**BRIEF**
Would you write out the entries below word for word, omitting the pictures?

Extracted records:
-------------------------

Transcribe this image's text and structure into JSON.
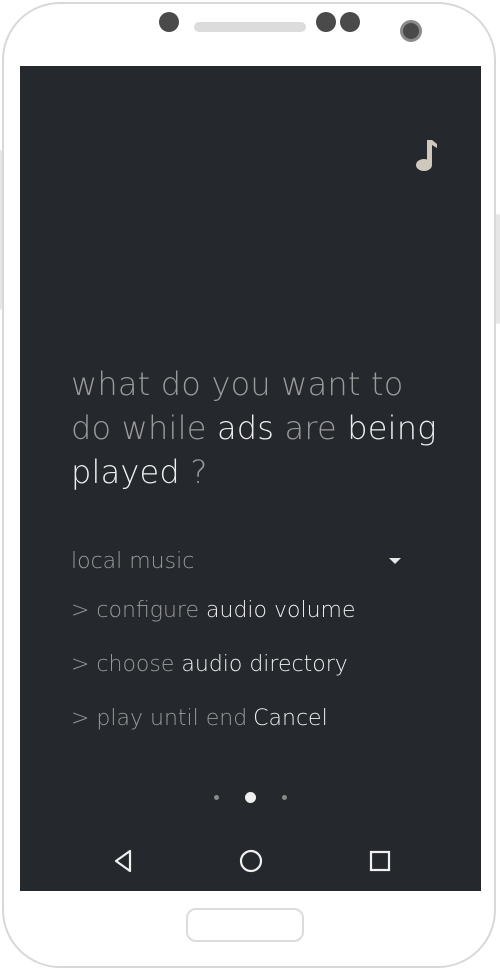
{
  "headline": {
    "part1": "what do you want to do while ",
    "highlight1": "ads",
    "part2": " are ",
    "highlight2": "being played",
    "part3": " ?"
  },
  "dropdown": {
    "selected": "local music"
  },
  "options": [
    {
      "prefix": "> configure ",
      "highlight": "audio volume"
    },
    {
      "prefix": "> choose ",
      "highlight": "audio directory"
    },
    {
      "prefix": "> play until end",
      "action": "Cancel"
    }
  ],
  "pager": {
    "count": 3,
    "active_index": 1
  },
  "icons": {
    "top_right": "music-note-icon",
    "nav": [
      "back-icon",
      "home-icon",
      "recents-icon"
    ]
  },
  "colors": {
    "screen_bg": "#25282c",
    "muted_text": "#9a9a9a",
    "highlight_text": "#eeeeee",
    "music_icon": "#cfc8bc"
  }
}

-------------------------

**EXERCISE OUTPUT**
Transcribe this image's text and structure into JSON.
{
  "headline": {
    "part1": "what do you want to do while ",
    "highlight1": "ads",
    "part2": " are ",
    "highlight2": "being played",
    "part3": " ?"
  },
  "dropdown": {
    "selected": "local music"
  },
  "options": [
    {
      "prefix": "> configure ",
      "highlight": "audio volume"
    },
    {
      "prefix": "> choose ",
      "highlight": "audio directory"
    },
    {
      "prefix": "> play until end",
      "action": "Cancel"
    }
  ],
  "pager": {
    "count": 3,
    "active_index": 1
  },
  "icons": {
    "top_right": "music-note-icon",
    "nav": [
      "back-icon",
      "home-icon",
      "recents-icon"
    ]
  },
  "colors": {
    "screen_bg": "#25282c",
    "muted_text": "#9a9a9a",
    "highlight_text": "#eeeeee",
    "music_icon": "#cfc8bc"
  }
}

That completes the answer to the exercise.